Z Mag Review by Tamara Lorincz
The Canadian government supplied the uranium for the atomic bombs dropped on Japan in World War II. Ottawa supported South African apartheid by allowing trade and commerce with the racist government there. With the support of its foreign service, Canadian mining companies weakened environmental regulations and propped up dictators in Central and South America. In 2004, Canada helped France and the United States overthrow the democratically elected government of Haiti.
Canadians will be shocked and saddened by Yves Engler’s The Black Book of Canadian Foreign Policy, a critical examination of Canada’s role in the world. Engler is a Montreal-based independent journalist/activist who has written two other books, Playing Left Wing: From Rink Rat to Student Radical and Canada in Haiti: Waging War on the Poor Majority (co-authored with Anthony Fenton).
It was Canada’s role in the coup that ousted Haitian president Jean Bertrand Aristide, a populist priest to the poor, that caused Engler to question more broadly Canadian foreign policy. “Democracy,” writes Engler in his new book, “requires citizens to keep themselves informed about what their government is doing. Canadians have a right and a responsibility to know, debate and to ultimately shape what is being done in our name around the world.”

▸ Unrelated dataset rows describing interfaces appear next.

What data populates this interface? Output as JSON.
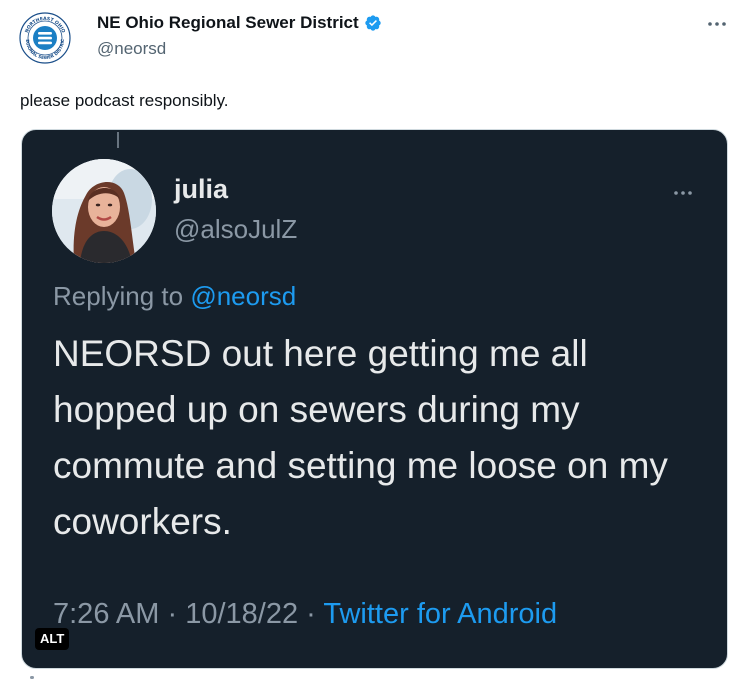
{
  "post": {
    "author": {
      "display_name": "NE Ohio Regional Sewer District",
      "handle": "@neorsd",
      "verified": true,
      "avatar_icon": "neorsd-logo-icon",
      "logo_text_top": "NORTHEAST OHIO",
      "logo_text_bottom": "REGIONAL SEWER DISTRICT"
    },
    "text": "please podcast responsibly.",
    "more_icon": "more-horizontal-icon"
  },
  "media": {
    "alt_label": "ALT",
    "quoted": {
      "display_name": "julia",
      "handle": "@alsoJulZ",
      "replying_prefix": "Replying to",
      "replying_to": "@neorsd",
      "text": "NEORSD out here getting me all hopped up on sewers during my commute and setting me loose on my coworkers.",
      "time": "7:26 AM",
      "separator": "·",
      "date": "10/18/22",
      "source": "Twitter for Android"
    }
  },
  "colors": {
    "link_blue": "#1d9bf0",
    "dark_bg": "#15202b",
    "secondary_text": "#536471"
  }
}
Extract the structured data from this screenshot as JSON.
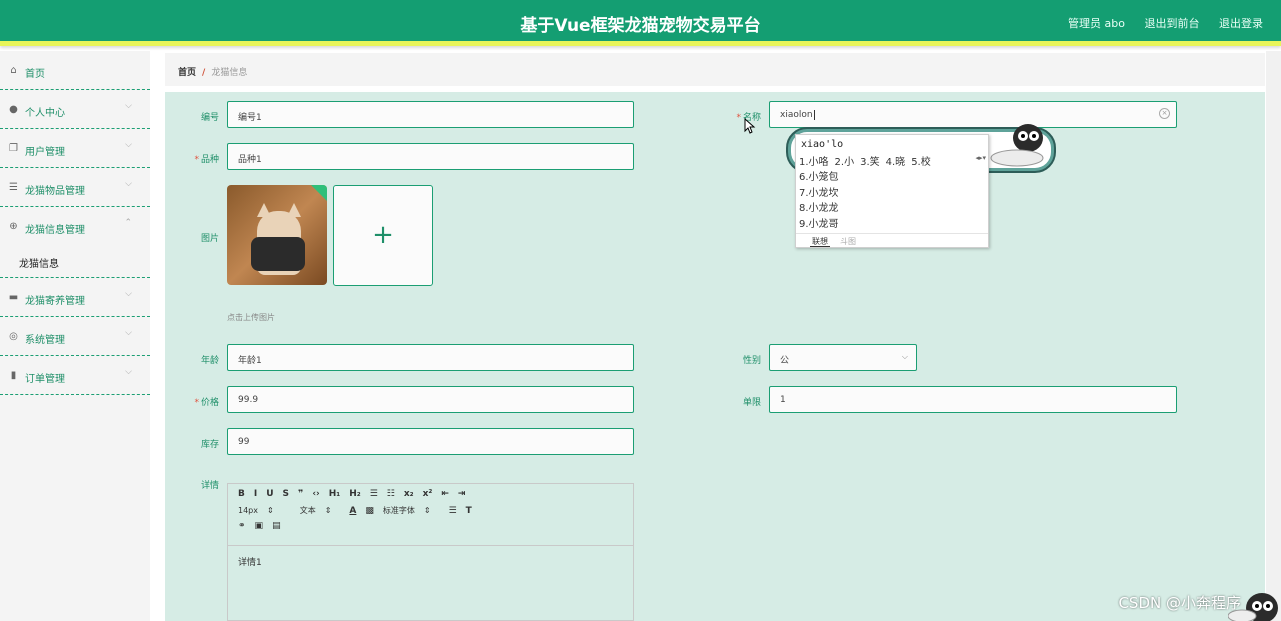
{
  "header": {
    "title": "基于Vue框架龙猫宠物交易平台",
    "admin": "管理员 abo",
    "to_front": "退出到前台",
    "logout": "退出登录",
    "brand_color": "#149e72"
  },
  "sidebar": {
    "items": [
      {
        "label": "首页",
        "icon": "home-icon"
      },
      {
        "label": "个人中心",
        "icon": "user-icon"
      },
      {
        "label": "用户管理",
        "icon": "copy-icon"
      },
      {
        "label": "龙猫物品管理",
        "icon": "sliders-icon"
      },
      {
        "label": "龙猫信息管理",
        "icon": "target-icon"
      },
      {
        "label": "龙猫寄养管理",
        "icon": "briefcase-icon"
      },
      {
        "label": "系统管理",
        "icon": "compass-icon"
      },
      {
        "label": "订单管理",
        "icon": "chart-icon"
      }
    ],
    "submenu_active": "龙猫信息"
  },
  "breadcrumb": {
    "home": "首页",
    "sep": "/",
    "current": "龙猫信息"
  },
  "form": {
    "bianhao_label": "编号",
    "bianhao_value": "编号1",
    "mingcheng_label": "名称",
    "mingcheng_value": "xiaolon",
    "pinzhong_label": "品种",
    "pinzhong_value": "品种1",
    "tupian_label": "图片",
    "upload_hint": "点击上传图片",
    "upload_plus": "+",
    "nianling_label": "年龄",
    "nianling_value": "年龄1",
    "xingbie_label": "性别",
    "xingbie_value": "公",
    "jiage_label": "价格",
    "jiage_value": "99.9",
    "danxian_label": "单限",
    "danxian_value": "1",
    "kucun_label": "库存",
    "kucun_value": "99",
    "xiangqing_label": "详情",
    "required_mark": "*"
  },
  "editor": {
    "row1": [
      "B",
      "I",
      "U",
      "S",
      "❞",
      "‹›",
      "H₁",
      "H₂",
      "☰",
      "☷",
      "x₂",
      "x²",
      "⇤",
      "⇥"
    ],
    "font_size": "14px",
    "format": "文本",
    "font_face": "标准字体",
    "content": "详情1"
  },
  "ime": {
    "pinyin": "xiao'lo",
    "row1": [
      "1.小咯",
      "2.小",
      "3.笑",
      "4.晓",
      "5.校"
    ],
    "candidates": [
      "6.小笼包",
      "7.小龙坎",
      "8.小龙龙",
      "9.小龙哥"
    ],
    "tab_active": "联想",
    "tab_other": "斗图"
  },
  "watermark": "CSDN @小奔程序"
}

Engler describes the history of Canadian foreign policy in the Caribbean, the Middle East, Mexico, Central and South America, Central and South Asia, and Africa. Using declassified documents, government sources, and extensive research, he uncovers the darker motives and machinations behind Canadian decisions on international trade, foreign aid, and military operations.
The format of Engler’s book is similar to American author William Blum’s 1995 tour-de-force Killing Hope: U.S. Military and C.I.A. Interventions Since World War II. Like Blum’s recounting of U.S. destabilizing interventions over the last 50 years, Engler indicts Canada’s corporate elite and, in particular, Canadian banks and mining companies. He documents how companies–such as Barrick Gold, Inco, Falconbridge, Alcan, Placer Dome, Goldcorp, and others, with the financial assistance of the Bank of Nova Scotia, Royal Bank, and the Export Development Corporation–weakened environmental and labor standards, displaced indigenous populations, employed brutal private security guards, and contaminated land and water in the countries they were operating in–such as Honduras, Guatemala, Peru, and Papua New Guinea.

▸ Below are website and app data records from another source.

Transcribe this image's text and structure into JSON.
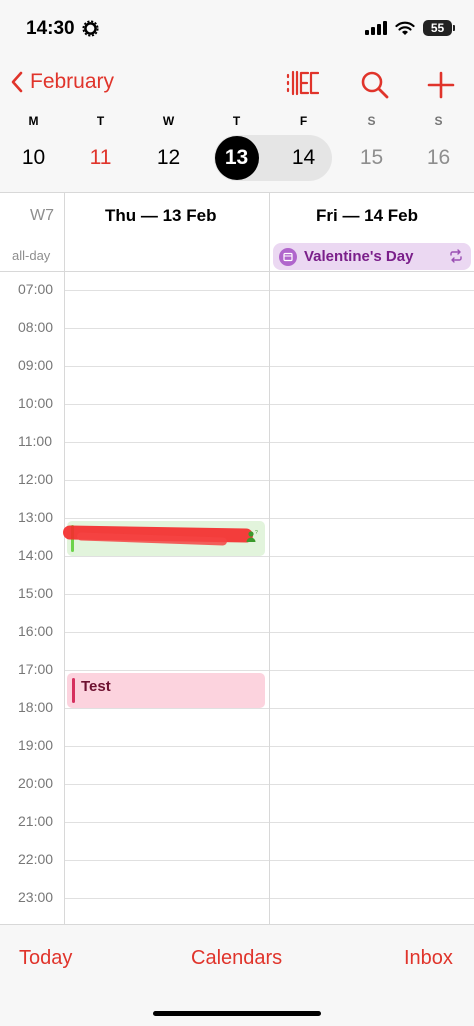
{
  "status_bar": {
    "time": "14:30",
    "battery": "55"
  },
  "header": {
    "back_label": "February",
    "icons": [
      "list-view-icon",
      "search-icon",
      "add-icon"
    ]
  },
  "week": {
    "days": [
      {
        "letter": "M",
        "num": "10",
        "style": "normal"
      },
      {
        "letter": "T",
        "num": "11",
        "style": "red"
      },
      {
        "letter": "W",
        "num": "12",
        "style": "normal"
      },
      {
        "letter": "T",
        "num": "13",
        "style": "selected"
      },
      {
        "letter": "F",
        "num": "14",
        "style": "normal"
      },
      {
        "letter": "S",
        "num": "15",
        "style": "gray"
      },
      {
        "letter": "S",
        "num": "16",
        "style": "gray"
      }
    ]
  },
  "columns": {
    "week_label": "W7",
    "allday_label": "all-day",
    "col1": "Thu — 13 Feb",
    "col2": "Fri — 14 Feb"
  },
  "allday_event": {
    "title": "Valentine's Day",
    "color": "#b065cc"
  },
  "hours": [
    "07:00",
    "08:00",
    "09:00",
    "10:00",
    "11:00",
    "12:00",
    "13:00",
    "14:00",
    "15:00",
    "16:00",
    "17:00",
    "18:00",
    "19:00",
    "20:00",
    "21:00",
    "22:00",
    "23:00"
  ],
  "events": {
    "redacted_color": "#6cd34a",
    "test_title": "Test",
    "test_color": "#d6305e"
  },
  "toolbar": {
    "today": "Today",
    "calendars": "Calendars",
    "inbox": "Inbox"
  },
  "colors": {
    "accent": "#e0342b"
  }
}
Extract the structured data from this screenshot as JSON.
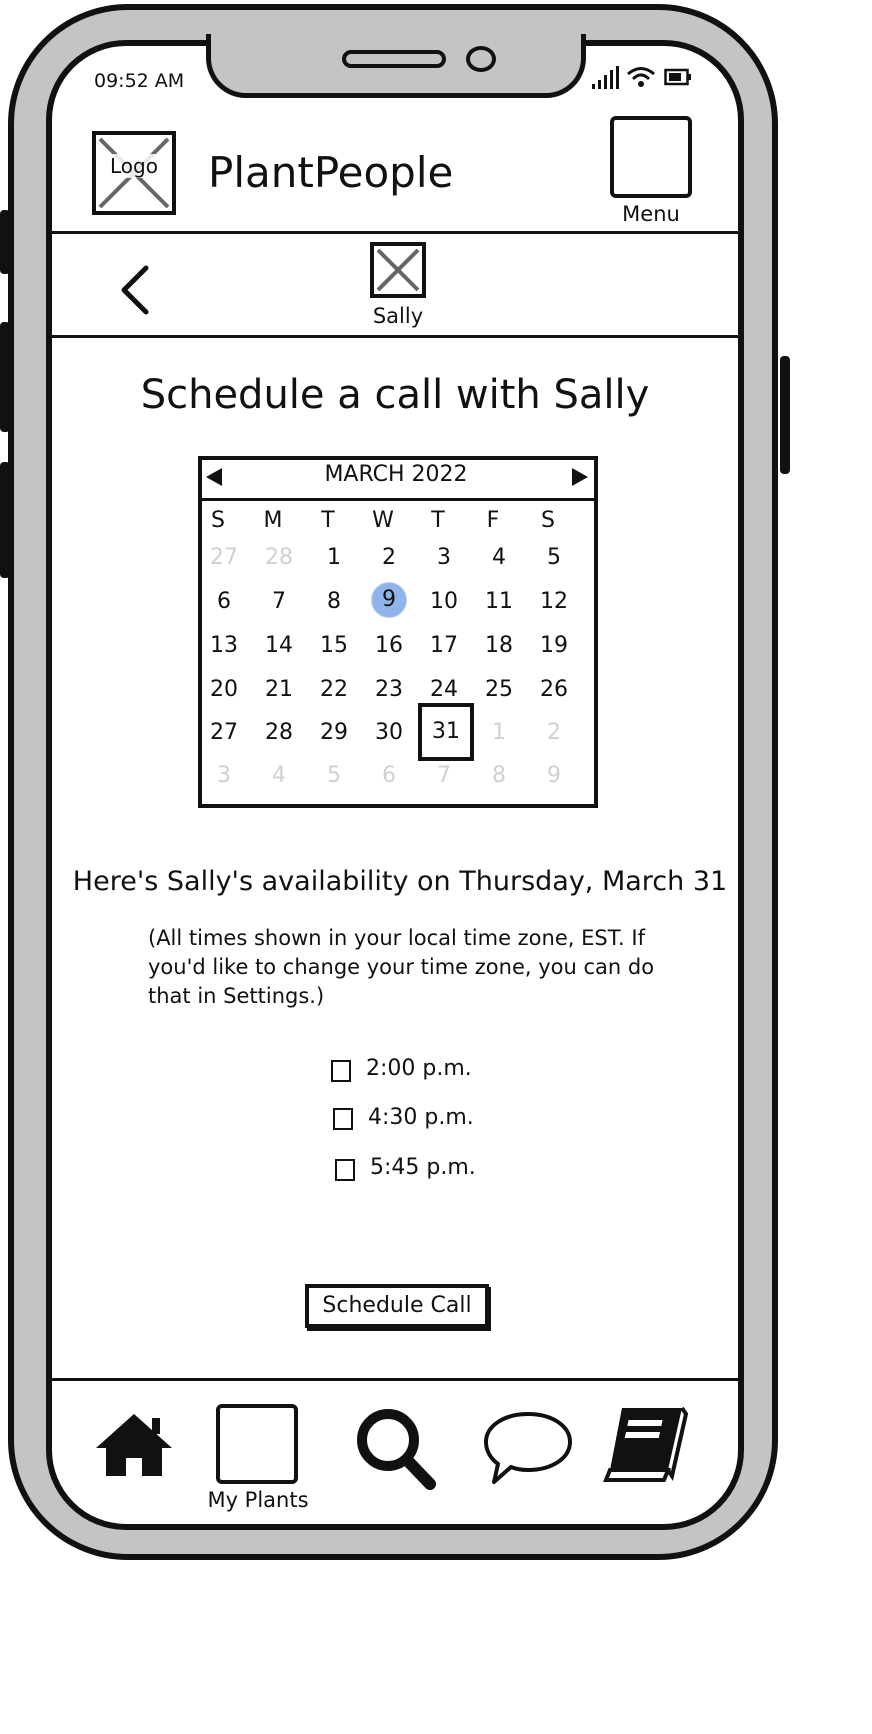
{
  "status_bar": {
    "time": "09:52 AM"
  },
  "header": {
    "logo_label": "Logo",
    "app_title": "PlantPeople",
    "menu_label": "Menu"
  },
  "profile": {
    "name": "Sally"
  },
  "main": {
    "heading": "Schedule a call with Sally",
    "availability_heading": "Here's Sally's availability on Thursday, March 31",
    "timezone_note": "(All times shown in your local time zone, EST. If you'd like to change your time zone, you can do that in Settings.)"
  },
  "calendar": {
    "title": "MARCH 2022",
    "weekdays": [
      "S",
      "M",
      "T",
      "W",
      "T",
      "F",
      "S"
    ],
    "weeks": [
      [
        "27",
        "28",
        "1",
        "2",
        "3",
        "4",
        "5"
      ],
      [
        "6",
        "7",
        "8",
        "9",
        "10",
        "11",
        "12"
      ],
      [
        "13",
        "14",
        "15",
        "16",
        "17",
        "18",
        "19"
      ],
      [
        "20",
        "21",
        "22",
        "23",
        "24",
        "25",
        "26"
      ],
      [
        "27",
        "28",
        "29",
        "30",
        "31",
        "1",
        "2"
      ],
      [
        "3",
        "4",
        "5",
        "6",
        "7",
        "8",
        "9"
      ]
    ],
    "today": "9",
    "selected": "31",
    "highlight_color": "#8fb4ea"
  },
  "time_slots": [
    "2:00 p.m.",
    "4:30 p.m.",
    "5:45 p.m."
  ],
  "schedule_button": "Schedule Call",
  "bottom_nav": {
    "my_plants_label": "My Plants"
  }
}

Engler notes that the Canadian International Development Agency (CIDA) aid follows Canadian corporate and military moves around the world. For instance, he discovered how CIDA funds were channeled through Canadian mining companies for their development projects in Ghana and the Philippines. Often these mining companies would not pay taxes or royalties and the Canadian government would force these poor countries to shoulder onerous economic policies, such as the World Bank and International Monetary Fund’s structural adjustment programs that privatized and deregulated their public services.
He also condemns Canada’s military transformation to war fighting and its integration with the U.S. military. He specifically cites the deployment of Canadian warships with the U.S. fleet in the Persian Gulf and the operation of Joint Task Force 2 (JTF2)–a secretive special combat force that has no parliamentary oversight–alongside the U.S. Unknown to Canadians, JTF2 has operated in Indonesia, Iraq, Haiti, Colombia, and Afghanistan (as an undeclared asset).
Engler concludes with his explanation for why Canadian foreign policy is the way it is and how to change it. Canada has a long tradition of supporting imperialism and colonialism, from fighting with the British Empire in the 19th century to integrating militarily with United States today. He argues that the Canadian corporate elite and defense establishment have disproportionately dictated its foreign policy to the exclusion of Parliament and the public. For instance, Canadians were not consulted on the Canada First Defence Strategy released last June that committed the federal government to spend $490 billion on the military over the next 20 years. Further, Engler blames the media for embedding with the military and not adequately investigating policies and actions abroad.
To change course, Engler’s specific recommendations are to withdraw from NATO, cut the size and spending of the Canadian Armed Forces, and provide aid to the poorest people in the poorest countries. “Above all else it is key that Canadian aid should do no wrong,” he demands.
Engler’s recommendations align with Canadians’ views. Last year, Environics commissioned a survey that found that the majority of Canadians believed their country should make a positive contribution and respect international bodies that provide mechanisms for dialogue and co-operation. An internal poll prepared for National Defence, and obtained by the Canadian press, found that most Canadians view their soldiers as peacekeepers and would rather see them helping disaster victims than fighting. “While citizens of Canada, we are also neighbours to everyone who shares this planet. We must be good neighbours. That should be the underlying premise of Canada’s foreign policy,” writes Engler.
To be good neighbors, The Black Book of Foreign Policy compels Canadians to stay informed, to care, and to hold their federal government to account.